The red-and-white-colored Copter 1 is a part of the Air Operations Division of the fire department; every year, the helicopters log between 400 and 500 hours of flight and respond to more than 400 emergencies.

In January, first responders and Sea World were called about a rogue sea lion roaming about in the middle lanes of Highway 94. Then the same sea lion was captured waddling in a Chollas Creek stormwater channel in April. The sea lion was nicknamed Freeway by his rescuers and is reportedly under the close watch of the Sea World staff.

Sponsored
Here's something you might be interested in.
Submit a free classified
or view all
Previous article

Where the El Cajon Typewriter Co. sign leads

Hanging on the outside of the building, is a large rectangular sign: Smith Corona Factory Outlet.
Next Article

Bertran de Born: a Provencal troubadour who composed both love and political songs

The Lord of Oc and No
Comments
0

Be the first to leave a comment.

Sign in to comment

Sign in

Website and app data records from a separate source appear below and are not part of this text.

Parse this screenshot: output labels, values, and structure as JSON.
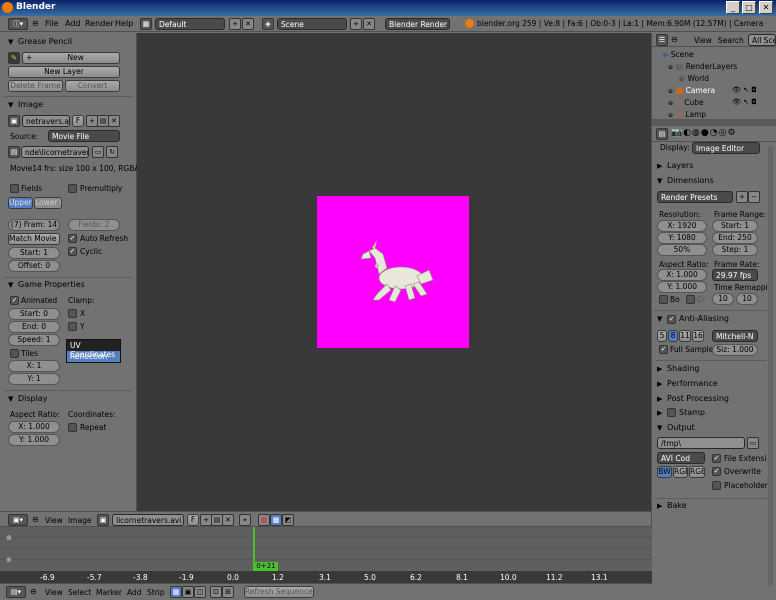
{
  "window": {
    "title": "Blender",
    "min": "_",
    "max": "□",
    "close": "✕"
  },
  "menubar": {
    "items": [
      "File",
      "Add",
      "Render",
      "Help"
    ],
    "layout": "Default",
    "scene": "Scene",
    "engine": "Blender Render",
    "stats": "blender.org 259 | Ve:8 | Fa:6 | Ob:0-3 | La:1 | Mem:6.90M (12.57M) | Camera"
  },
  "left": {
    "grease": {
      "title": "Grease Pencil",
      "new": "New",
      "new_layer": "New Layer",
      "delete_frame": "Delete Frame",
      "convert": "Convert"
    },
    "image": {
      "title": "Image",
      "name": "netravers.avi",
      "f": "F",
      "source_label": "Source:",
      "source": "Movie File",
      "path": "nde\\licornetravers.avi",
      "info": "Movie14 frs: size 100 x 100, RGBA",
      "fields": "Fields",
      "premultiply": "Premultiply",
      "upper": "Upper F",
      "lower": "Lower Fi",
      "frames": "(7) Fram: 14",
      "fields_val": "Fields: 2",
      "match": "Match Movie Len",
      "auto_refresh": "Auto Refresh",
      "start": "Start: 1",
      "cyclic": "Cyclic",
      "offset": "Offset: 0"
    },
    "game": {
      "title": "Game Properties",
      "animated": "Animated",
      "clamp": "Clamp:",
      "start": "Start: 0",
      "x": "X",
      "end": "End: 0",
      "y": "Y",
      "speed": "Speed: 1",
      "tiles": "Tiles",
      "tx": "X: 1",
      "ty": "Y: 1",
      "uv": "UV Coordinates",
      "reflection": "Reflection"
    },
    "display": {
      "title": "Display",
      "aspect": "Aspect Ratio:",
      "coords": "Coordinates:",
      "ax": "X: 1.000",
      "ay": "Y: 1.000",
      "repeat": "Repeat"
    }
  },
  "outliner": {
    "view": "View",
    "search": "Search",
    "all": "All Scen",
    "items": [
      "Scene",
      "RenderLayers",
      "World",
      "Camera",
      "Cube",
      "Lamp"
    ]
  },
  "props": {
    "display_label": "Display:",
    "display": "Image Editor",
    "layers": "Layers",
    "dimensions": "Dimensions",
    "presets": "Render Presets",
    "resolution": "Resolution:",
    "frame_range": "Frame Range:",
    "resx": "X: 1920",
    "start": "Start: 1",
    "resy": "Y: 1080",
    "end": "End: 250",
    "pct": "50%",
    "step": "Step: 1",
    "aspect": "Aspect Ratio:",
    "frame_rate": "Frame Rate:",
    "ax": "X: 1.000",
    "fps": "29.97 fps",
    "ay": "Y: 1.000",
    "remap": "Time Remappi",
    "bo": "Bo",
    "cr": "Cr",
    "old": "10",
    "new": "10",
    "aa": "Anti-Aliasing",
    "s5": "5",
    "s8": "8",
    "s11": "11",
    "s16": "16",
    "filter": "Mitchell-N",
    "full": "Full Sample",
    "size": "Siz: 1.000",
    "shading": "Shading",
    "performance": "Performance",
    "post": "Post Processing",
    "stamp": "Stamp",
    "output": "Output",
    "path": "/tmp\\",
    "codec": "AVI Cod",
    "file_ext": "File Extensi",
    "bw": "BW",
    "rgb": "RGB",
    "rgba": "RGB",
    "overwrite": "Overwrite",
    "placeholder": "Placeholder",
    "bake": "Bake"
  },
  "imgheader": {
    "view": "View",
    "image": "Image",
    "name": "licornetravers.avi",
    "f": "F"
  },
  "timeline": {
    "ticks": [
      "-6.9",
      "-5.7",
      "-3.8",
      "-1.9",
      "0.0",
      "1.2",
      "3.1",
      "5.0",
      "6.2",
      "8.1",
      "10.0",
      "11.2",
      "13.1"
    ],
    "marker": "0+21",
    "menus": [
      "View",
      "Select",
      "Marker",
      "Add",
      "Strip"
    ],
    "refresh": "Refresh Sequencer"
  },
  "colors": {
    "canvas": "#ff00ff",
    "accent": "#5680c2"
  }
}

Ask a Hipster — Advice you didn't know you needed Big Screen — Movie commentary Blurt — Music's inside track Booze News — San Diego spirits Classical Music — Immortal beauty Classifieds — Free and easy Cover Stories — Front-page features Drinks All Around — Bartenders' drink recipes Excerpts — Literary and spiritual excerpts Feast! — Food & drink reviews Feature Stories — Local news & stories Fishing Report — What’s getting hooked from ship and shore From the Archives — Spotlight on the past Golden Dreams — Talk of the town The Gonzo Report — Making the musical scene, or at least reporting from it Letters — Our inbox [email protected] — Local movie buffs share favorites Movie Reviews — Our critics' picks and pans Musician Interviews — Up close with local artists Neighborhood News from Stringers — Hyperlocal news News Ticker — News & politics Obermeyer — San Diego politics illustrated Outdoors — Weekly changes in flora and fauna Overheard in San Diego — Eavesdropping illustrated Poetry — The old and the new Reader Travel — Travel section built by travelers Reading — The hunt for intellectuals Roam-O-Rama — SoCal's best hiking/biking trails San Diego Beer — Inside San Diego suds SD on the QT — Almost factual news Sheep and Goats — Places of worship Special Issues — The best of Street Style — San Diego streets have style Surf Diego — Real stories from those braving the waves Theater — On stage in San Diego this week Tin Fork — Silver spoon alternative Under the Radar — Matt Potter's undercover work Unforgettable — Long-ago San Diego Unreal Estate — San Diego's priciest pads Your Week — Daily event picks
4S Ranch Allied Gardens Alpine Baja Balboa Park Bankers Hill Barrio Logan Bay Ho Bay Park Black Mountain Ranch Blossom Valley Bonita Bonsall Borrego Springs Boulevard Campo Cardiff-by-the-Sea Carlsbad Carmel Mountain Carmel Valley Chollas View Chula Vista City College City Heights Clairemont College Area Coronado CSU San Marcos Cuyamaca College Del Cerro Del Mar Descanso Downtown San Diego Eastlake East Village El Cajon Emerald Hills Encanto Encinitas Escondido Fallbrook Fletcher Hills Golden Hill Grant Hill Grantville Grossmont College Guatay Harbor Island Hillcrest Imperial Beach Imperial Valley Jacumba Jamacha-Lomita Jamul Julian Kearny Mesa Kensington La Jolla Lakeside La Mesa Lemon Grove Leucadia Liberty Station Lincoln Acres Lincoln Park Linda Vista Little Italy Logan Heights Mesa College Midway District MiraCosta College Miramar Miramar College Mira Mesa Mission Beach Mission Hills Mission Valley Mountain View Mount Hope Mount Laguna National City Nestor Normal Heights North Park Oak Park Ocean Beach Oceanside Old Town Otay Mesa Pacific Beach Pala Palomar College Palomar Mountain Paradise Hills Pauma Valley Pine Valley Point Loma Point Loma Nazarene Potrero Poway Rainbow Ramona Rancho Bernardo Rancho Penasquitos Rancho San Diego Rancho Santa Fe Rolando San Carlos San Marcos San Onofre Santa Ysabel Santee San Ysidro Scripps Ranch SDSU Serra Mesa Shelltown Shelter Island Sherman Heights Skyline Solana Beach Sorrento Valley Southcrest South Park Southwestern College Spring Valley Stockton Talmadge Temecula Tierrasanta Tijuana UCSD University City University Heights USD Valencia Park Valley Center Vista Warner Springs
Close